Since the crowdfunding platform launched in 2009, more than one million backers have pledged $274 million to over 28,000 project ideas on Kickstarter.
But according to a study published by professor Ethan Mollick of the University of Pennsylvania’s Wharton School, 75% of technology projects on Kickstarter don’t finish on time.
What’s amazing about crowdfunding is that it’s booming despite heavily relying on the honour system (the pledgers) and on strangers to be competent at business (the project creators).
Kickstarter openly admits that it does not vet or track whether projects fulfill their promises. And if creator’s can’t follow through with their vision, it’s up to them to turn down the funding or offer refunds. Most competing crowdfunding platforms, including those in Canada, employ similar philosophies.
According to the Kickstarter statistics, technology and design-related projects make up 4.2% of successfully funded projects on the site. But they account for 21% of all money raised. That suggets tech campaigns are big ones, and when they succeed, they really succeed—but that success falls short when three-quarters of products aren’t delivered on time.
Most of the time, the reason for a project stall is the creators underestimated how difficult, expensive, and time consuming completing their project would actually be. They encounter a variety of roadblocks and, while their intentions are good, they leave hundreds or even thousands of financial backers disappointed and frustrated.

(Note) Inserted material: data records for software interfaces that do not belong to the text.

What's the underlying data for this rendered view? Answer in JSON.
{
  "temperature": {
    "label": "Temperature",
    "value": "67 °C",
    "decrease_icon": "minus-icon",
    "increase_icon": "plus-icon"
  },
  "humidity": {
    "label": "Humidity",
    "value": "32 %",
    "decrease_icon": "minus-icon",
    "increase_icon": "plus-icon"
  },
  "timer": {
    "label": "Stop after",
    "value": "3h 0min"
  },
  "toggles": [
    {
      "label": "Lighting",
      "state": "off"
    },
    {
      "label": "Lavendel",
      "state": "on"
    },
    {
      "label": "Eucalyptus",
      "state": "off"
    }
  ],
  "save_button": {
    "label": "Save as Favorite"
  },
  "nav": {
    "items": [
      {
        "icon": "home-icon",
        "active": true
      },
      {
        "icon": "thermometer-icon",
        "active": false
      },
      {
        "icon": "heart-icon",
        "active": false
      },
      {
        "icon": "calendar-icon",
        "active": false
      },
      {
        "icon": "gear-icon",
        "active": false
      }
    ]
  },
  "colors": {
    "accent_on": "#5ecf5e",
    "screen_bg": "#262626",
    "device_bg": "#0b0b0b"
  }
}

As a backer, be prepared for delivery delays. And as a creator, don’t over-promise.